  18. Integration of epitaxially-grown InGaAs/GaAs quantum dot lasers with hydrogenated amorphous silicon waveguides on silicon.

    PubMed

    Yang, Jun; Bhattacharya, Pallab

    2008-03-31

    The monolithic integration of epitaxially-grown InGaAs/GaAs self-organized quantum dot lasers with hydrogenated amorphous silicon (a:Si-H) waveguides on silicon substrates is demonstrated. Hydrogenated amorphous silicon waveguides, formed by plasma-enhanced-chemical-vapor deposition (PECVD), exhibit a propagation loss of approximately 10 dB/cm at a wavelength of 1.05 microm. The laser-waveguide coupling, with coupling coefficient of 22%, is achieved through a 3.2 microm-width groove etched by focused-ion-beam (FIB) milling which creates high-quality etched GaAs facets.

  19. Infrared and Magnetic Studies of Hydrogenated Amorphous Silicon and Germanium.

    NASA Astrophysics Data System (ADS)

    Pawlik, Jonathan Randall

    In pure, sputtered a-Si or a-Ge the large defect density resulting from dangling bonds pins the Fermi level (E(,f)) and generally dominates the electronic properties of the material. Our group at Harvard theorized that H added to the sputtering plasma during film growth might be incorporated into the amorphous network to compensate theses dangling bonds: (1) IR studies of local Ge-H vibrational modes confirmed the presence of bonded H in the a-network and quantified its concentration, (2) A technique for high accuracy spin density (N(,s)) measurements was developed and used to monitor the dramatic defect density reduction with H incorporation, (3) The N(,s) reduction with increasing H incorporation was correlated with the integrated intensity increase of one IR feature, allowing a model of H incorporation kinetics to be developed and, (4) Plausible H incorporation configurations were identified. Sputtered a-S:H and a -Ge:H can be doped with significant E(,f) movement and are usable for device fabrication. The magnetic properties observed in the process of performing N(,s) measurements uncovered significant new information: (1) The EPR linewidth ((DELTA)H(,pp)) versus N(,s) variation at low temperatures indicated the presence of strong exchange interaction narrowing and a clustering of spins, (2) From the presence of a strong exchange interaction a spin ordering was predicted and an antiferromagnetic ordering was experimentally observed, (3) The (DELTA)H(,pp) temperature dependence was shown to be a result of lifetime broadening via carrier hopping near E(,f); using theoretical work of the Marburg group hopping times and the width of the hopping distribution could be directly estimated, (4) A photo-EPR effect was discovered and its spectral dependence provided a new type of spectroscopy for gap states and, (5) Photo-EPR effects and g-value shifts upon doping indicated the presence of another defect with properties different from those of the dangling bond. Thus
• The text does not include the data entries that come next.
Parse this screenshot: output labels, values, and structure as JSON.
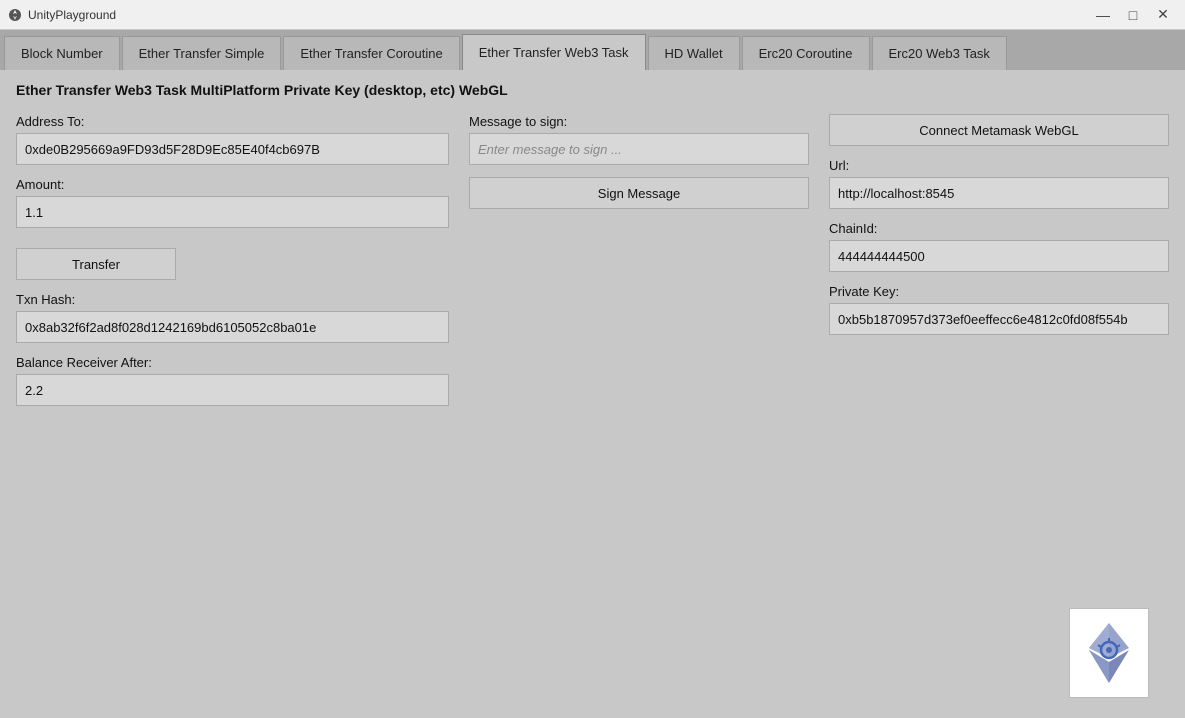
{
  "titleBar": {
    "appName": "UnityPlayground"
  },
  "tabs": [
    {
      "id": "block-number",
      "label": "Block Number",
      "active": false
    },
    {
      "id": "ether-transfer-simple",
      "label": "Ether Transfer Simple",
      "active": false
    },
    {
      "id": "ether-transfer-coroutine",
      "label": "Ether Transfer Coroutine",
      "active": false
    },
    {
      "id": "ether-transfer-web3-task",
      "label": "Ether Transfer Web3 Task",
      "active": true
    },
    {
      "id": "hd-wallet",
      "label": "HD Wallet",
      "active": false
    },
    {
      "id": "erc20-coroutine",
      "label": "Erc20 Coroutine",
      "active": false
    },
    {
      "id": "erc20-web3-task",
      "label": "Erc20 Web3 Task",
      "active": false
    }
  ],
  "pageTitle": "Ether Transfer Web3 Task MultiPlatform Private Key (desktop, etc) WebGL",
  "leftPanel": {
    "addressLabel": "Address To:",
    "addressValue": "0xde0B295669a9FD93d5F28D9Ec85E40f4cb697B",
    "amountLabel": "Amount:",
    "amountValue": "1.1",
    "transferButton": "Transfer",
    "txnHashLabel": "Txn Hash:",
    "txnHashValue": "0x8ab32f6f2ad8f028d1242169bd6105052c8ba01e",
    "balanceLabel": "Balance Receiver After:",
    "balanceValue": "2.2"
  },
  "middlePanel": {
    "messageLabel": "Message to sign:",
    "messagePlaceholder": "Enter message to sign ...",
    "signButton": "Sign Message"
  },
  "rightPanel": {
    "connectButton": "Connect Metamask WebGL",
    "urlLabel": "Url:",
    "urlValue": "http://localhost:8545",
    "chainIdLabel": "ChainId:",
    "chainIdValue": "444444444500",
    "privateKeyLabel": "Private Key:",
    "privateKeyValue": "0xb5b1870957d373ef0eeffecc6e4812c0fd08f554b"
  },
  "windowControls": {
    "minimize": "—",
    "maximize": "□",
    "close": "✕"
  }
}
  20. Percolation network in resistive switching devices with the structure of silver/amorphous silicon/p-type silicon

    SciTech Connect

    Liu, Yanhong; Gao, Ping; Bi, Kaifeng; Peng, Wei; Jiang, Xuening; Xu, Hongxia
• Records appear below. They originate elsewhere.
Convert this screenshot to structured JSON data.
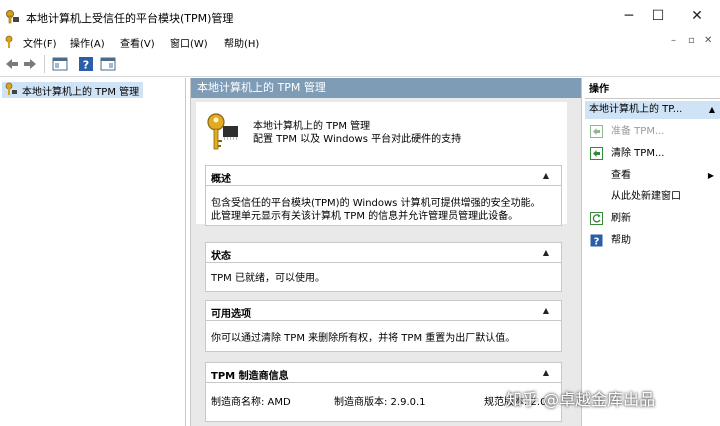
{
  "window": {
    "title": "本地计算机上受信任的平台模块(TPM)管理",
    "controls": {
      "minimize": "─",
      "maximize": "☐",
      "close": "✕"
    }
  },
  "menu": {
    "items": [
      "文件(F)",
      "操作(A)",
      "查看(V)",
      "窗口(W)",
      "帮助(H)"
    ],
    "doc_controls": [
      "–",
      "▫",
      "✕"
    ]
  },
  "toolbar": {
    "icons": [
      "back-arrow-icon",
      "forward-arrow-icon",
      "show-hide-tree-icon",
      "help-icon",
      "properties-icon"
    ]
  },
  "tree": {
    "root_label": "本地计算机上的 TPM 管理"
  },
  "center": {
    "header": "本地计算机上的 TPM 管理",
    "intro_title": "本地计算机上的 TPM 管理",
    "intro_desc": "配置 TPM 以及 Windows 平台对此硬件的支持",
    "sections": [
      {
        "title": "概述",
        "lines": [
          "包含受信任的平台模块(TPM)的 Windows 计算机可提供增强的安全功能。",
          "此管理单元显示有关该计算机 TPM 的信息并允许管理员管理此设备。"
        ]
      },
      {
        "title": "状态",
        "lines": [
          "TPM 已就绪，可以使用。"
        ]
      },
      {
        "title": "可用选项",
        "lines": [
          "你可以通过清除 TPM 来删除所有权，并将 TPM 重置为出厂默认值。"
        ]
      },
      {
        "title": "TPM 制造商信息",
        "manufacturer_name": "制造商名称: AMD",
        "manufacturer_version": "制造商版本: 2.9.0.1",
        "spec_version": "规范版本: 2.0"
      }
    ],
    "toggle": "▲"
  },
  "actions": {
    "header": "操作",
    "subheader": "本地计算机上的 TP...",
    "items": [
      {
        "label": "准备 TPM...",
        "icon": "prepare-tpm-icon",
        "disabled": true
      },
      {
        "label": "清除 TPM...",
        "icon": "clear-tpm-icon",
        "disabled": false
      },
      {
        "label": "查看",
        "icon": "",
        "submenu": "▶"
      },
      {
        "label": "从此处新建窗口",
        "icon": ""
      },
      {
        "label": "刷新",
        "icon": "refresh-icon"
      },
      {
        "label": "帮助",
        "icon": "help-icon"
      }
    ]
  },
  "watermark": "知乎 @卓越金库出品",
  "colors": {
    "center_header_bg": "#7f9cb6",
    "selection_bg": "#cfe3f7",
    "panel_bg": "#e9e9e9"
  }
}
    2014-01-27

    Conducting pathway of percolation network was identified in resistive switching devices (RSDs) with the structure of silver/amorphous silicon/p-type silicon (Ag/a-Si/p-Si) based on its gradual RESET-process and the stochastic complex impedance spectroscopy characteristics (CIS). The formation of the percolation network is attributed to amounts of nanocrystalline Si particles as well as defect sites embedded in a-Si layer, in which the defect sites supply positions for Ag ions to nucleate and grow. The similar percolation network has been only observed in Ag-Ge-Se based RSD before. This report provides a better understanding for electric properties of RSD based on the percolation network.